Work item: In the records below, count the lines that have "your" and answer with the number alone.
** Opening Material shown block **
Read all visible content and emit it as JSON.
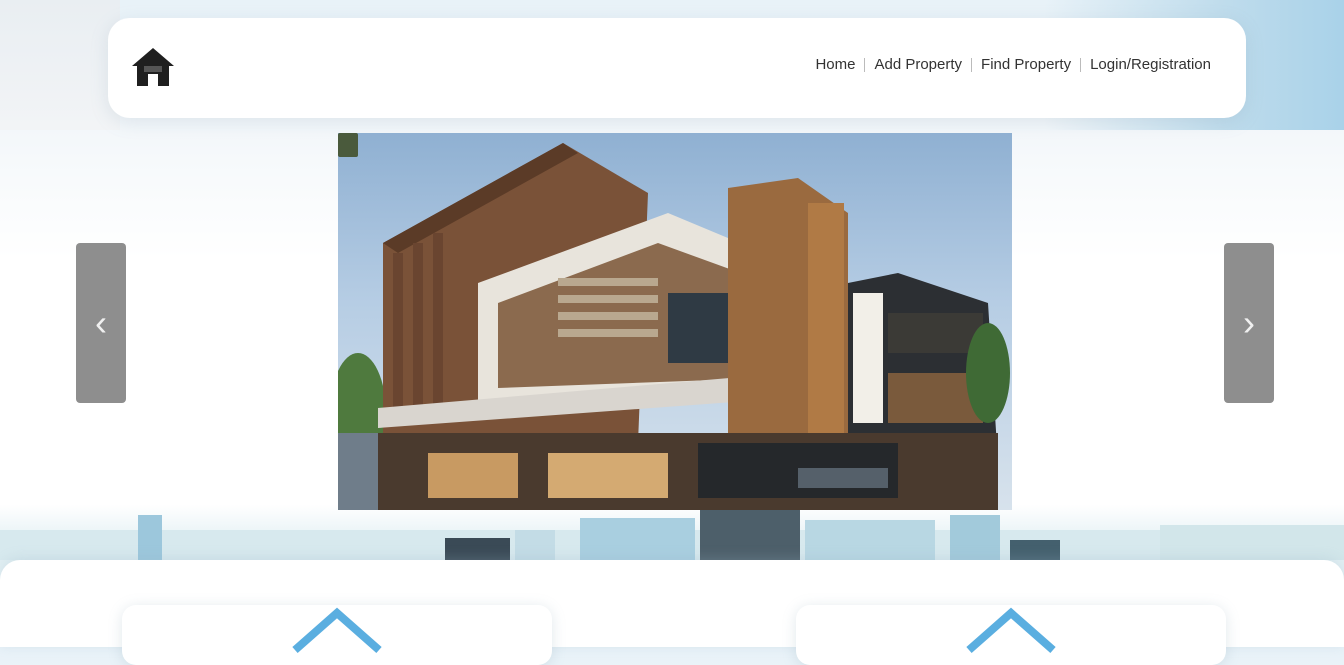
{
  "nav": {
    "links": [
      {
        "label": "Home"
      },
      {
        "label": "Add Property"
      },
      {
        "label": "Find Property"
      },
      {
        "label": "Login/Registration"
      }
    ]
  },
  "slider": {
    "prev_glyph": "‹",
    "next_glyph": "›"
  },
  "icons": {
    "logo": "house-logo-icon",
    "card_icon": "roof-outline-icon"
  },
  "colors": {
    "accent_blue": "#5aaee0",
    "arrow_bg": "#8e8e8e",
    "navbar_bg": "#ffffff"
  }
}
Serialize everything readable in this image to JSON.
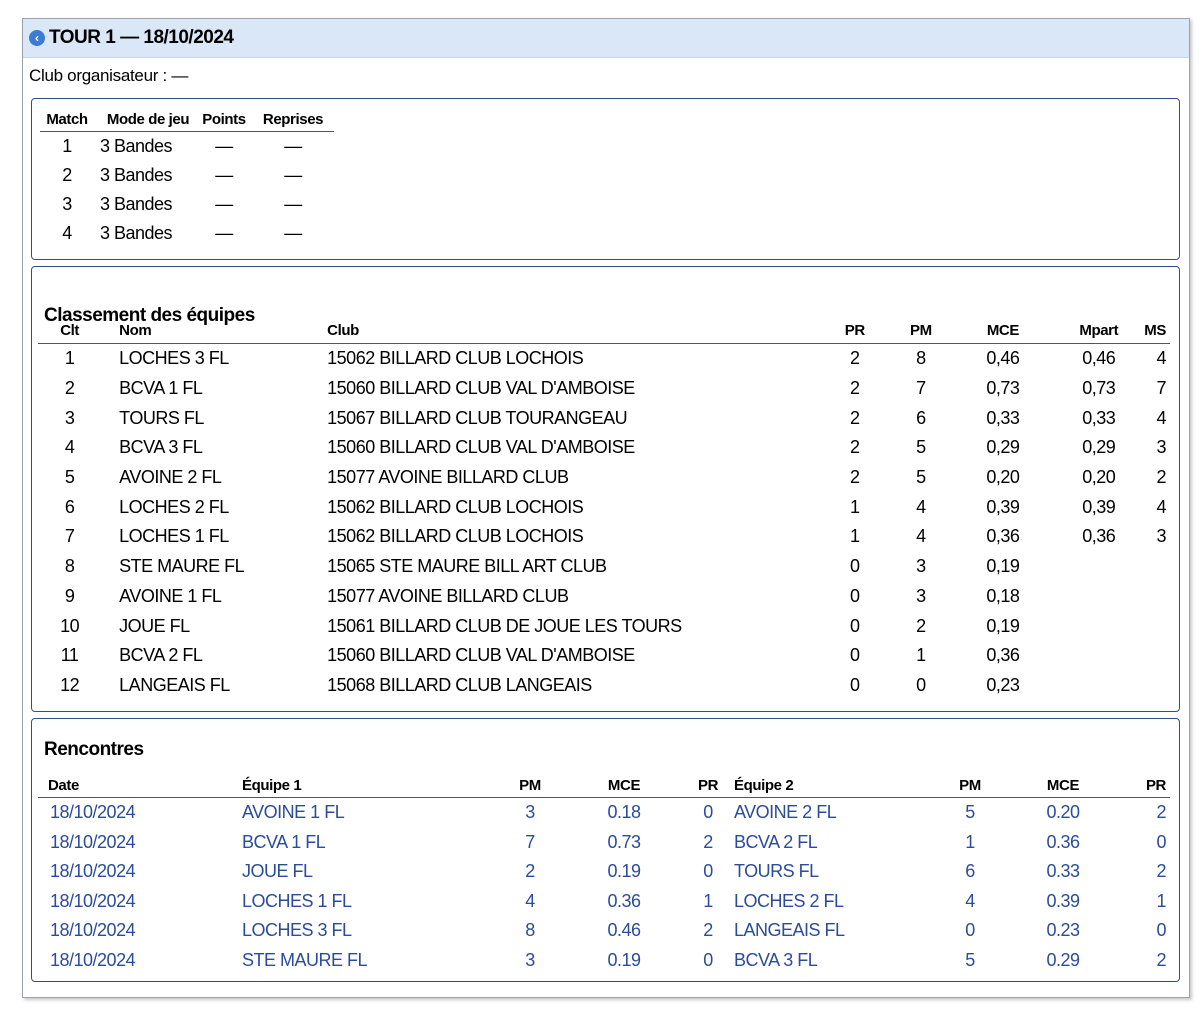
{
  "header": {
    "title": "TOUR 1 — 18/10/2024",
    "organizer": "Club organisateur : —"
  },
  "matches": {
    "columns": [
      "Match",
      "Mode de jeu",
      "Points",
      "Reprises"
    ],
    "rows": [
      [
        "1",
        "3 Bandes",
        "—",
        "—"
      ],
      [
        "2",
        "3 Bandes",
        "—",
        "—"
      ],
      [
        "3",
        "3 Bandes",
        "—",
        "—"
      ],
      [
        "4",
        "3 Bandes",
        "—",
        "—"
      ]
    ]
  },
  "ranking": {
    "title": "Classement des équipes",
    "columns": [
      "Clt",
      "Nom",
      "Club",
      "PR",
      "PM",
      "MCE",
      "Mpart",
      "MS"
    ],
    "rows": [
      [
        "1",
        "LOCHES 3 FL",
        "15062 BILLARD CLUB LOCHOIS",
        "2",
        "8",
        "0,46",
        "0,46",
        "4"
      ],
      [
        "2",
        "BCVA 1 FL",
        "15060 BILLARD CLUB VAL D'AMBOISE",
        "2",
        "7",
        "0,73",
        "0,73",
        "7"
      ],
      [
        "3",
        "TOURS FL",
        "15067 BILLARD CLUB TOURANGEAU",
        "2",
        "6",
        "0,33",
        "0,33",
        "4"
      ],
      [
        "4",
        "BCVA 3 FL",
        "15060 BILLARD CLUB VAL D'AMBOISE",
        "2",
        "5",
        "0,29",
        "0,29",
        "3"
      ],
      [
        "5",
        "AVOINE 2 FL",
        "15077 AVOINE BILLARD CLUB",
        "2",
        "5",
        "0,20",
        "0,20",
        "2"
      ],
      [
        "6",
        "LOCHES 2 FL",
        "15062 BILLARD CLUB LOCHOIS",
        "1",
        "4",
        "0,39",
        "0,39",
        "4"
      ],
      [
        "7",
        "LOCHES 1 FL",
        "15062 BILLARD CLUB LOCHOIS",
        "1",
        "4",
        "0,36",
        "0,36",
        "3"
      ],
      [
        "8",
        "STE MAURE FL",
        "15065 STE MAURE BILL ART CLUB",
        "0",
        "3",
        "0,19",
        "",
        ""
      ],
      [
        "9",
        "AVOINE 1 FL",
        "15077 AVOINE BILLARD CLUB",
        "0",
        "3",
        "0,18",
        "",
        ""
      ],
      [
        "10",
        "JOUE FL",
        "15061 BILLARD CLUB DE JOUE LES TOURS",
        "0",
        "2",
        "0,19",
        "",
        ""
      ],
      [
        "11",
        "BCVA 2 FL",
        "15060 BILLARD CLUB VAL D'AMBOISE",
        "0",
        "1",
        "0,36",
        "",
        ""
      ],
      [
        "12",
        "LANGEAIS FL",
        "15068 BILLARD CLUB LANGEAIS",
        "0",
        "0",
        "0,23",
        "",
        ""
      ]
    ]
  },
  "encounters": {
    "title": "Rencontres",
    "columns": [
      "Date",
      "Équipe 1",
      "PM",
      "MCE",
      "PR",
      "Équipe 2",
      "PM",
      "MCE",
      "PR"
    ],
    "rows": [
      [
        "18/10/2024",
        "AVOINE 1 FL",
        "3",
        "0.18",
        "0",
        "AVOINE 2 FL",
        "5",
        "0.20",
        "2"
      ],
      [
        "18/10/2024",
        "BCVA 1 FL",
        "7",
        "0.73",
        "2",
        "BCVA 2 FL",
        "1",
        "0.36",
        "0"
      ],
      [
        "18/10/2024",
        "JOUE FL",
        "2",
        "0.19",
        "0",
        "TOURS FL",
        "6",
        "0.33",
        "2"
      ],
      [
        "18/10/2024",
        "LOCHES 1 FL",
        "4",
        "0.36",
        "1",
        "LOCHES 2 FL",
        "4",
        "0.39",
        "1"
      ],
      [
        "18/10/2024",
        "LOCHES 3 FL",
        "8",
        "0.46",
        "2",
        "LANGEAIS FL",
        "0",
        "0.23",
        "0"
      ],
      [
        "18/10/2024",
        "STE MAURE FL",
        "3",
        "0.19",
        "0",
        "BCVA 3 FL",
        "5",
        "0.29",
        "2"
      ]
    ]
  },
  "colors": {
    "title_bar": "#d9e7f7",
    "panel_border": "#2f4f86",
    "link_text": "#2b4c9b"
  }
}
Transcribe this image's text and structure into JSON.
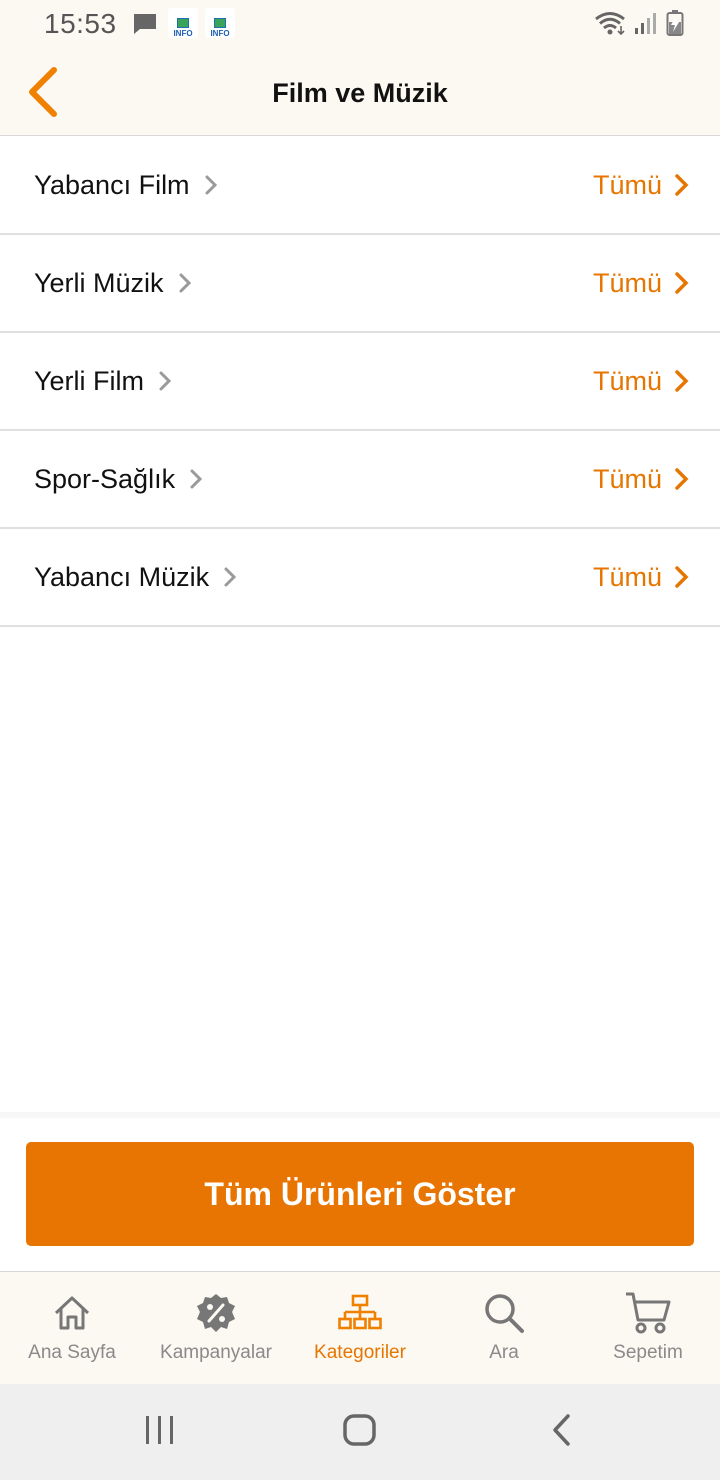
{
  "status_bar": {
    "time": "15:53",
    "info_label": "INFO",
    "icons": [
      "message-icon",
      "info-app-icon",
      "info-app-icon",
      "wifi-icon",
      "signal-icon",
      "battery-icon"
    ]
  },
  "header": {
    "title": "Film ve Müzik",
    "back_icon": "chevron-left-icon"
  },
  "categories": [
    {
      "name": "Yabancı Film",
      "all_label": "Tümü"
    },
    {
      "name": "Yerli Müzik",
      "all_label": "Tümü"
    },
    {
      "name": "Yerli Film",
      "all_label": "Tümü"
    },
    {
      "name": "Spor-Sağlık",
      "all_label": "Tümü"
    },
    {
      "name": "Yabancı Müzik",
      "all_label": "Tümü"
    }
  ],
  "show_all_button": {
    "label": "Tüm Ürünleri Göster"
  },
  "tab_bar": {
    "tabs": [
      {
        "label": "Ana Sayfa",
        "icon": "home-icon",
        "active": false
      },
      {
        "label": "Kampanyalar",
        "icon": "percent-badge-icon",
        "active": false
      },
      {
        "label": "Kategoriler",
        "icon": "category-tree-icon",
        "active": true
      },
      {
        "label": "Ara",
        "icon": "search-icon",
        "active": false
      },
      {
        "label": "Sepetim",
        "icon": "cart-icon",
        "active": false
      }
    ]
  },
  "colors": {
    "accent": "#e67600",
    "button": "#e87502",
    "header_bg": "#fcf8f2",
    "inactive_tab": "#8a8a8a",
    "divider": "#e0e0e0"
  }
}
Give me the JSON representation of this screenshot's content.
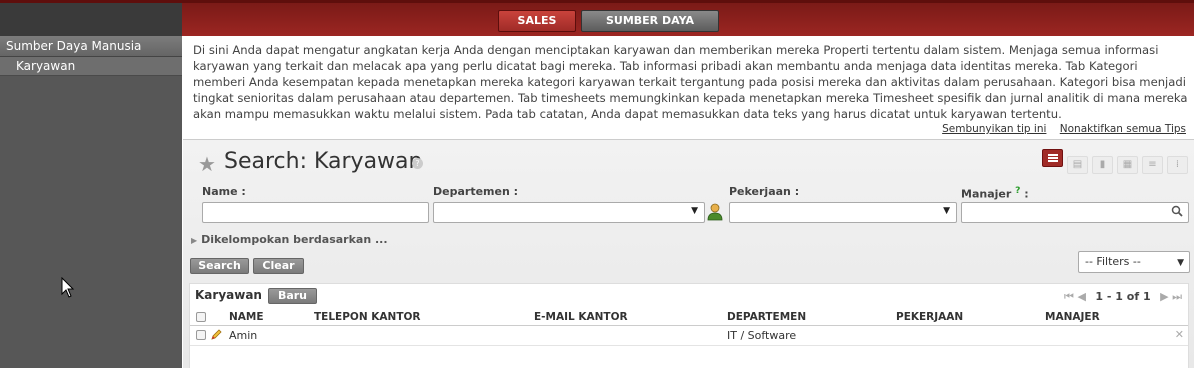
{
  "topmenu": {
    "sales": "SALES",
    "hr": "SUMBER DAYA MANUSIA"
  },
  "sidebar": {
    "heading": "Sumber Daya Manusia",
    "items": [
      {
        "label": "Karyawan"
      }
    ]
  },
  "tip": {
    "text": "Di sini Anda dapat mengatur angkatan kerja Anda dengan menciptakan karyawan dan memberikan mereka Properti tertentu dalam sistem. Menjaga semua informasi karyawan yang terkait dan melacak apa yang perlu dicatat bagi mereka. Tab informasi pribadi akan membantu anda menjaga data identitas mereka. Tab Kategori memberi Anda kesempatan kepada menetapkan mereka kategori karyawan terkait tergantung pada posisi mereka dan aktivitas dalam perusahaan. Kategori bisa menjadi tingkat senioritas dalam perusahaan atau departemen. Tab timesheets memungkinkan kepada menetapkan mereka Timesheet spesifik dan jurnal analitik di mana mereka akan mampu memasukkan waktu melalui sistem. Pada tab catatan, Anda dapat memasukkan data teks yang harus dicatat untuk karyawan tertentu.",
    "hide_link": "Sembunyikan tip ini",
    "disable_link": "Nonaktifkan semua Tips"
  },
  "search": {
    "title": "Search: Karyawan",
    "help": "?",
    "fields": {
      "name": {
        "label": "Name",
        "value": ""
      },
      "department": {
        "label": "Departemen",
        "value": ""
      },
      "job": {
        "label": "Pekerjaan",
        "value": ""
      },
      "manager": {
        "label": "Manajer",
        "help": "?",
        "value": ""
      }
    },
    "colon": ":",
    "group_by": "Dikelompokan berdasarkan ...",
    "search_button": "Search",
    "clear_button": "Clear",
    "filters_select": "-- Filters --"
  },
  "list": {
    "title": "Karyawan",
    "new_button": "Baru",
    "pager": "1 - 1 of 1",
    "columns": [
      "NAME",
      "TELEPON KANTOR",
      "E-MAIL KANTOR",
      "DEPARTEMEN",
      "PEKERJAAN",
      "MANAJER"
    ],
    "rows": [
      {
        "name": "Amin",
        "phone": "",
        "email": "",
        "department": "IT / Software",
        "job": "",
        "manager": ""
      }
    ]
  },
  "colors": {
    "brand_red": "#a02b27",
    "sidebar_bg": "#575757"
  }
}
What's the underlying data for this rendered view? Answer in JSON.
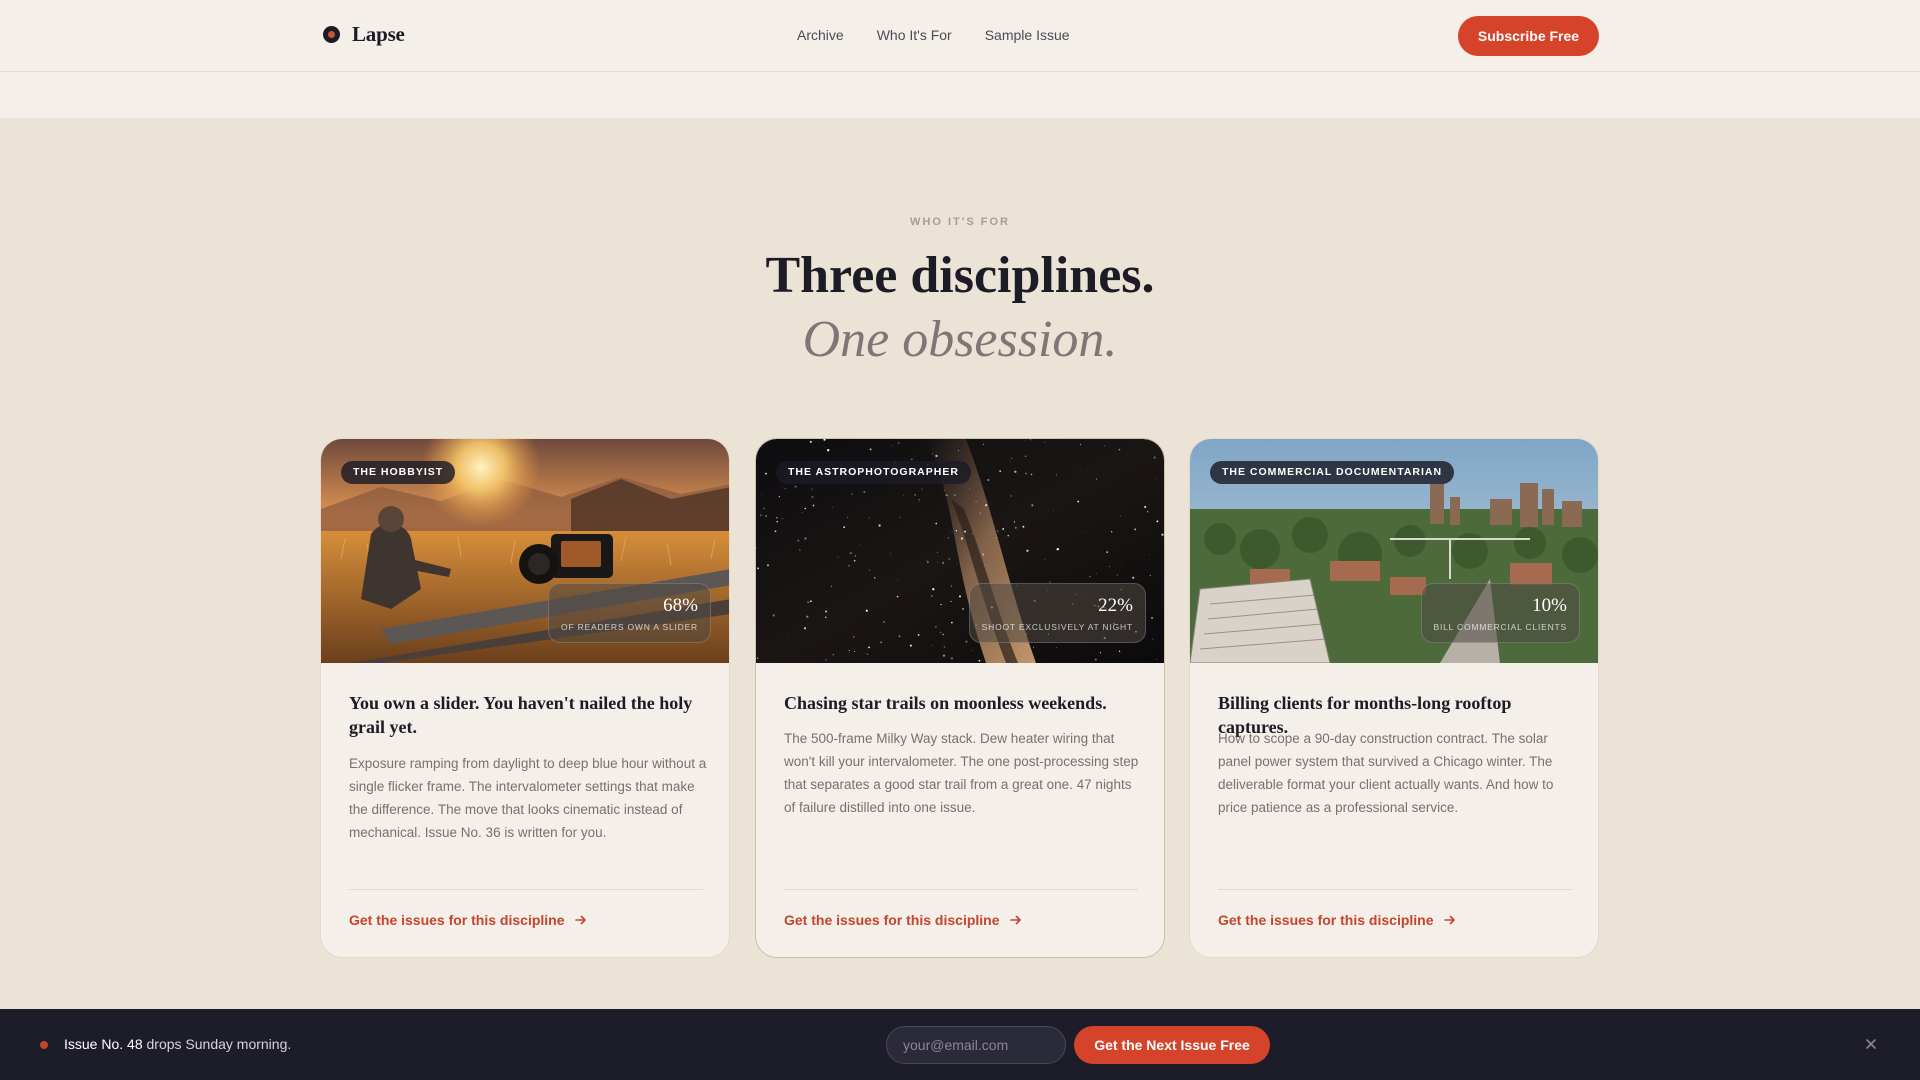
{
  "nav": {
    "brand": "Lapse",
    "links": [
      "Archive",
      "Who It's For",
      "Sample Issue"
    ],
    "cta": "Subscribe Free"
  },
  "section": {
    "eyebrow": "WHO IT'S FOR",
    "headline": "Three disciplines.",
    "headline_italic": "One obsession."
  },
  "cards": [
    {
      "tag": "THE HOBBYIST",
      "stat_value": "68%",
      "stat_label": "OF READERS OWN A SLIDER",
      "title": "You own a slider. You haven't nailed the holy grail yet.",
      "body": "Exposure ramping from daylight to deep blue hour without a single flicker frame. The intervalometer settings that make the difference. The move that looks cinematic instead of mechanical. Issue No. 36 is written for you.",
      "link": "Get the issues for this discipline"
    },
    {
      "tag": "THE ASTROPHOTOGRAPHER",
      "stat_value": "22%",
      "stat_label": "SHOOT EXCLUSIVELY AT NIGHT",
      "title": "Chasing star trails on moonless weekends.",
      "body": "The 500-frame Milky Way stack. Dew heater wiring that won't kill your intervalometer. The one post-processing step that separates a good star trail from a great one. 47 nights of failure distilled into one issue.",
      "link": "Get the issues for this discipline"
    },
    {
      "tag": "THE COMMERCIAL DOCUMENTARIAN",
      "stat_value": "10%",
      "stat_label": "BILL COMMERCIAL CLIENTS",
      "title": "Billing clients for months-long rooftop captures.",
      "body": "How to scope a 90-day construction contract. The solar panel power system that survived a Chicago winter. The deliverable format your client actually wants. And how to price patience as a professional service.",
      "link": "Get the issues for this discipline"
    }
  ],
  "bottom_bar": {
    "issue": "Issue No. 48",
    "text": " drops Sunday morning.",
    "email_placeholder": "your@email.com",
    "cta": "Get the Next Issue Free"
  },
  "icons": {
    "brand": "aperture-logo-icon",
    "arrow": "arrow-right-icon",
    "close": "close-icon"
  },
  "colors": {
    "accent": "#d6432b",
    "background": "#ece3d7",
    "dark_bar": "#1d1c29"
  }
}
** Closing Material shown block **
Solution: 3